Our Father’s Day started fairly quietly, but turned out to be a bit of a surprise. We’d been watching the weather through the week and making a few plans and backup plans for the day. Then Isaac woke up not feeling great and on top of that the weather looked worse than we had expected.
Thankfully Isaac improved quickly and we were able to think of something to salvage the rest of the day. We decided that a National Trust property made sense, as we’re members, and that we wanted to try a new one. Ideally we were hoping to find one where we could take Willow, but it’s not always possible.
A quick search on the National Trust website (which works really well) showed us a few options. We eventually decided to give Barrington Court a try, which was only about an hour from us.
We didn’t know anything about Barrington Court short of the short blurb on the website. What we found there totally blew us away.
When we got there the car park was rammed because they were having a jazz concert on the south lawn. They managed to squeeze us in, but I don’t think they were used to having quite so many people there.
The grounds were fantastic and beautiful, but we took a quick stroll through and made our way to the restaurant. The restaurant was in the Strode House which started life as a stable block! As a National Trust restaurant it was unusual. It’s made up of a series of smaller rooms and there is no serving hatch. You pick a table, go to the (single) till and place your order, including drinks. The only thing that is self service is cakes and water.
Despite there being so many people there, the service was quick and painless and the food was very good. Some of the ingredients were even grown onsite, which was very exciting.
It was the house, however, that really surprised us. It was originally built in Elizabeth times, but had a rough history including fires which had left it in a sorry state. Parts of it were used as a farmhouse, parts used as storage for cider barrels etc and parts weren’t fit for human habitation and were filled with owls and bats.
As the National Trust was just getting started, lots of grand houses in all states of repair were being demolished. The Trust embarked on a mission of saving as many as possible and they took on Barrington Court as one of their first and it could have been their greatest mistake. It was too far gone and the renovations required were too much for the fledging Trust to take on. In fact the story goes that “Remember Barrington Court” became a warning phrase used when the Trust considered other such houses for decades after.

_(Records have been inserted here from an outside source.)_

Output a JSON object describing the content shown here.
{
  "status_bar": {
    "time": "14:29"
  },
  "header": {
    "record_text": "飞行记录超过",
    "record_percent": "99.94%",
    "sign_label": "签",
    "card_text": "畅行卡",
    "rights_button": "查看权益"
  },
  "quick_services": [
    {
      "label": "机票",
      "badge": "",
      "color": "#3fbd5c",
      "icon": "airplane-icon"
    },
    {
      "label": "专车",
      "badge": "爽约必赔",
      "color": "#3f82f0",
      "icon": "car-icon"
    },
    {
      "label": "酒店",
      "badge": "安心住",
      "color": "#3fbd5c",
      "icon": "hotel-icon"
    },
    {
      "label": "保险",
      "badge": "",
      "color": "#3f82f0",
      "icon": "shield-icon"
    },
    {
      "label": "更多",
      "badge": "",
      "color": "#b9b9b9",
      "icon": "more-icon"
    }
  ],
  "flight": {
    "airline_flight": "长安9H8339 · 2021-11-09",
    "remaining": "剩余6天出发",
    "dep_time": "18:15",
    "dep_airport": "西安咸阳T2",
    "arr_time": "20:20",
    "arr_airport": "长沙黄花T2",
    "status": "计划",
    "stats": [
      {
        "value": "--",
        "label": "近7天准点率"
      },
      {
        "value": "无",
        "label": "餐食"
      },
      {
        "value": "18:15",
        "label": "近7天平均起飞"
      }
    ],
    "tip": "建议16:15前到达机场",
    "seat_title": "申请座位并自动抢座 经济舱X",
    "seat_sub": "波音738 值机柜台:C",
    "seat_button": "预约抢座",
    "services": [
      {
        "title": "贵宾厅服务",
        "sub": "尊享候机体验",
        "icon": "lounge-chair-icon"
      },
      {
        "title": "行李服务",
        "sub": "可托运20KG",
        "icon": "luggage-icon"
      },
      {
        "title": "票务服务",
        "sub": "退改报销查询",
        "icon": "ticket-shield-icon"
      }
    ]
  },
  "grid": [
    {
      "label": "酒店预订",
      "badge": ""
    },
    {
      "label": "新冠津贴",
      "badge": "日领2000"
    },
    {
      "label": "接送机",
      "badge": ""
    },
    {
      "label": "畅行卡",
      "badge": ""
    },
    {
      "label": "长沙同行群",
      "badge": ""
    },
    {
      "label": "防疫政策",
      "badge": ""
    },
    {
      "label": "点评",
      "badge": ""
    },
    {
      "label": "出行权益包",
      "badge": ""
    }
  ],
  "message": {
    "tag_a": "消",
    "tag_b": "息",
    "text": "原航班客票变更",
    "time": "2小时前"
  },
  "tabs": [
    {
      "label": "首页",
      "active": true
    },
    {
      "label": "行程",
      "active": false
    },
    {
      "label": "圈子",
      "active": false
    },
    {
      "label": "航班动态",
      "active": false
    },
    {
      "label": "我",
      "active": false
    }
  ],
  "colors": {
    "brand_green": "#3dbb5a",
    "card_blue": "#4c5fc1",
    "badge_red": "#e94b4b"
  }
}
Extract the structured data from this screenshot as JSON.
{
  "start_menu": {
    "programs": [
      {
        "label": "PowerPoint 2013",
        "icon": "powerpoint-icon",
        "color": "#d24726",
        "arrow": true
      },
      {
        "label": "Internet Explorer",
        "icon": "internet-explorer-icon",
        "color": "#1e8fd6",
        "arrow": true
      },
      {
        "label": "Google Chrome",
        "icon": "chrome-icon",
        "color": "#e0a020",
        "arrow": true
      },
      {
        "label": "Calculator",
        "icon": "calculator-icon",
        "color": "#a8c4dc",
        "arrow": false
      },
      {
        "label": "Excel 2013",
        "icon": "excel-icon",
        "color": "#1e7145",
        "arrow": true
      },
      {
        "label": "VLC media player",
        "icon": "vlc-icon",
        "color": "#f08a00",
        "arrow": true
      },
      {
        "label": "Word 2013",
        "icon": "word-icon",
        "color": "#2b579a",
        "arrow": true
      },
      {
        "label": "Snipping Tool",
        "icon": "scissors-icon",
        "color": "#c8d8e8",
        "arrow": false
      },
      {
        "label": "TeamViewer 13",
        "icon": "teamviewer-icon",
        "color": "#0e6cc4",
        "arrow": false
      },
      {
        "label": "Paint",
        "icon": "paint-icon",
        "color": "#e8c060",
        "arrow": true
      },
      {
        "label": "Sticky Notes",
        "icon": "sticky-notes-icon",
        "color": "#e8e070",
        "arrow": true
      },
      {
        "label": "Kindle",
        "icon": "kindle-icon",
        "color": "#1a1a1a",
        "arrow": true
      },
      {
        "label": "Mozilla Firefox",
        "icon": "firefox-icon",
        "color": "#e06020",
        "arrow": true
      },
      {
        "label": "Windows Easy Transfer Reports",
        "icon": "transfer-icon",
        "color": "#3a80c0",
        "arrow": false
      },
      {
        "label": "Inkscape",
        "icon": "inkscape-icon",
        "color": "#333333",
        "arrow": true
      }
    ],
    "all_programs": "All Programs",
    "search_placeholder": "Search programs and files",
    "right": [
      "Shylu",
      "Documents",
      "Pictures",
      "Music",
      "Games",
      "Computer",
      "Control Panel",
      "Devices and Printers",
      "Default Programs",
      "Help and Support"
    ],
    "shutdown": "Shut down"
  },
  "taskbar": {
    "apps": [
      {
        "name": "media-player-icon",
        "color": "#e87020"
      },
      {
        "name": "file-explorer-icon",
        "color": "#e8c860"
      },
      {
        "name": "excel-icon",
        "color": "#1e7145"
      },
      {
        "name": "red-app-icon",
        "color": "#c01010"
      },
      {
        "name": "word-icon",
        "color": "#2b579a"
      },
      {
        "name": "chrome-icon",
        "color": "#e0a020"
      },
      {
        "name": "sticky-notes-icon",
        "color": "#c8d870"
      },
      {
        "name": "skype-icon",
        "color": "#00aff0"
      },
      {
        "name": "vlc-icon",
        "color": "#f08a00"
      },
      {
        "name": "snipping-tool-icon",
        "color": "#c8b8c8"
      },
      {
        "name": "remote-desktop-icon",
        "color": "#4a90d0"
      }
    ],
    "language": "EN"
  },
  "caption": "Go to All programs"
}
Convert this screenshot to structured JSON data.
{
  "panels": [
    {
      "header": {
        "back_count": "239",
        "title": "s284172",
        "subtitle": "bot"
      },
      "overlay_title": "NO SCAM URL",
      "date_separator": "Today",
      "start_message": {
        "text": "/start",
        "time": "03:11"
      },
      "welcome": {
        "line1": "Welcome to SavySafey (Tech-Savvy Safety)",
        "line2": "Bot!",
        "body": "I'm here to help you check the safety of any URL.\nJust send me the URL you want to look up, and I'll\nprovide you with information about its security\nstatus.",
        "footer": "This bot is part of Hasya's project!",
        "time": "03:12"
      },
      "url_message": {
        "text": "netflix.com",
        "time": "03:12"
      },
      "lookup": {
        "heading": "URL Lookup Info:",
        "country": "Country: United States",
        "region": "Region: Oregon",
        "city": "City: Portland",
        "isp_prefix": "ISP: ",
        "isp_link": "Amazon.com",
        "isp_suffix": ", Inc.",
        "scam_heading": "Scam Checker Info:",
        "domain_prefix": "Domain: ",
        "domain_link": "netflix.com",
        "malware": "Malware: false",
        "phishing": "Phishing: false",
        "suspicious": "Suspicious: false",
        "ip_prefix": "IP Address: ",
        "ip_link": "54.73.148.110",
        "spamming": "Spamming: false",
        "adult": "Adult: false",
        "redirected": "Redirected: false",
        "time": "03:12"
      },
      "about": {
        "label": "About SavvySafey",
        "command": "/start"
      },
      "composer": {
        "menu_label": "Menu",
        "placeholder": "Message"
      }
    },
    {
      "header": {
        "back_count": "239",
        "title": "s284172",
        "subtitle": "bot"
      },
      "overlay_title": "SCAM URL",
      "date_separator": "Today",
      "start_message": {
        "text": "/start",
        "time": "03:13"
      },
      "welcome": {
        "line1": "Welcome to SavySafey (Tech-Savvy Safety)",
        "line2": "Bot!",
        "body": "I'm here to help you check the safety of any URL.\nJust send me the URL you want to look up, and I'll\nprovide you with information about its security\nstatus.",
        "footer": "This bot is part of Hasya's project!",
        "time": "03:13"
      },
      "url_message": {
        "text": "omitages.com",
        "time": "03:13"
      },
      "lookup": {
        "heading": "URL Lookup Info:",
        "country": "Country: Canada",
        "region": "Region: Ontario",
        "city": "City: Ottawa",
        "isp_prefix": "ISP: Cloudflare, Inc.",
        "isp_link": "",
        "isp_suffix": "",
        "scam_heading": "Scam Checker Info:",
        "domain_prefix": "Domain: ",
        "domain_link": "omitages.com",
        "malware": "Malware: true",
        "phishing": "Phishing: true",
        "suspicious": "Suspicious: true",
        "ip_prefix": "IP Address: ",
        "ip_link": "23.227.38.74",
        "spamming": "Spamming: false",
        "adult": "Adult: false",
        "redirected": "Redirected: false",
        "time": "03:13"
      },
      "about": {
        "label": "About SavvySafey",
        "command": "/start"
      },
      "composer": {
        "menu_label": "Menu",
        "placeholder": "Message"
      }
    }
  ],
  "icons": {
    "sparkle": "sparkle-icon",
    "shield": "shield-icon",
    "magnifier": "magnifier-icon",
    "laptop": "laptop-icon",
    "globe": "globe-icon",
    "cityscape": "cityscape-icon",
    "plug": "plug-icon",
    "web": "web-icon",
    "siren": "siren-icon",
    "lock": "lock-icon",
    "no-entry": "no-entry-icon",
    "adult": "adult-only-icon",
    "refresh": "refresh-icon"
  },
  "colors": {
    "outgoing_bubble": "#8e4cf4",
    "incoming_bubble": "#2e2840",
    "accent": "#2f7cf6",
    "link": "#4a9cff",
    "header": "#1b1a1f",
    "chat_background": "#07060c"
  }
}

Colonel Lyle also had an interest in these old houses and had been collecting wood panelling and other items from other country houses as they had been demolished. I’m not sure how they got in contact, but the Trust got in contact with Colonel Lyle and made him an offer. A 99 year lease (at £1 a year!) in exchange for renovation works. It was the best thing the Trust could’ve done! He poured all of his attention to detail and his incredible collection into the renovations. He even learned some carpentry and got hands-on! All of the wood panelling looks as though it has always been there, sometimes there are little hints that this was a patchwork of other pieces, but they only make the transformation all the more wonderful!
A house that nearly destroyed the Trust is now one of it’s finest treasures. Honestly! We’ve seen a few of them and they’re all spectacular, but there was just something about this place and it’s story!
There’s no furniture, the family took it all when they gave up the lease, so you’re forced to imagine all the years of history. Which era would they choose anyway? Elizabethan times? The farmhouse? During the second world war when the house became a school? As it is, you get the opportunity to imagine it all, and they do pick out various bits of the history in different parts of the house, for instance there’s an owl in the long gallery and photos of the old kitchen before renovation stripped back years of alterations to reveal the original Tudor fireplace.
The gardens were originally planned to be a grand 1920s re-interpretation of an Elizabethan garden, and for the most part they more than meet that goal, but one of the most special parts for me was the old cattle shed that Colonel Lyle couldn’t bring himself to demolish. They are a reminder of the darkest parts of Barrington Court’s history and what could’ve been, they’re also a reminder of the epic transformation that took place over just 5 years.
If you ever get a chance, make sure you visit. We’ll definitely be going back!
Photo credit: One of mine